• **Aim of the exercise**:
Retype the entries. Match them exactly.
Start of Exercise material
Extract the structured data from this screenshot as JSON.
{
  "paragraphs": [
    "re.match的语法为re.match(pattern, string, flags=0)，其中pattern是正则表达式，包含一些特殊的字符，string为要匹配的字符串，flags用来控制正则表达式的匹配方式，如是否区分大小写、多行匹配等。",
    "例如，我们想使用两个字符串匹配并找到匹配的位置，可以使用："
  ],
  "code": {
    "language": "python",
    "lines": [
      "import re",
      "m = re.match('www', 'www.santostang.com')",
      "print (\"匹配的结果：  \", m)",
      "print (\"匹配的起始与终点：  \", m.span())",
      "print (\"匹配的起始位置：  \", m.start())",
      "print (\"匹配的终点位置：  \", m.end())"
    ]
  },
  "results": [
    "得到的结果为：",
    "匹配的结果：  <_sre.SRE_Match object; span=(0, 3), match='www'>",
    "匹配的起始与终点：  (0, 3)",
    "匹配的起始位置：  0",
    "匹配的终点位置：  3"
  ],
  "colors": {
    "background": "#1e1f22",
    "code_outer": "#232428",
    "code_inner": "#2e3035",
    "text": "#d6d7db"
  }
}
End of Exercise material
• **Reply to the exercise**:
Extract the structured data from this screenshot as JSON.
{
  "paragraphs": [
    "re.match的语法为re.match(pattern, string, flags=0)，其中pattern是正则表达式，包含一些特殊的字符，string为要匹配的字符串，flags用来控制正则表达式的匹配方式，如是否区分大小写、多行匹配等。",
    "例如，我们想使用两个字符串匹配并找到匹配的位置，可以使用："
  ],
  "code": {
    "language": "python",
    "lines": [
      "import re",
      "m = re.match('www', 'www.santostang.com')",
      "print (\"匹配的结果：  \", m)",
      "print (\"匹配的起始与终点：  \", m.span())",
      "print (\"匹配的起始位置：  \", m.start())",
      "print (\"匹配的终点位置：  \", m.end())"
    ]
  },
  "results": [
    "得到的结果为：",
    "匹配的结果：  <_sre.SRE_Match object; span=(0, 3), match='www'>",
    "匹配的起始与终点：  (0, 3)",
    "匹配的起始位置：  0",
    "匹配的终点位置：  3"
  ],
  "colors": {
    "background": "#1e1f22",
    "code_outer": "#232428",
    "code_inner": "#2e3035",
    "text": "#d6d7db"
  }
}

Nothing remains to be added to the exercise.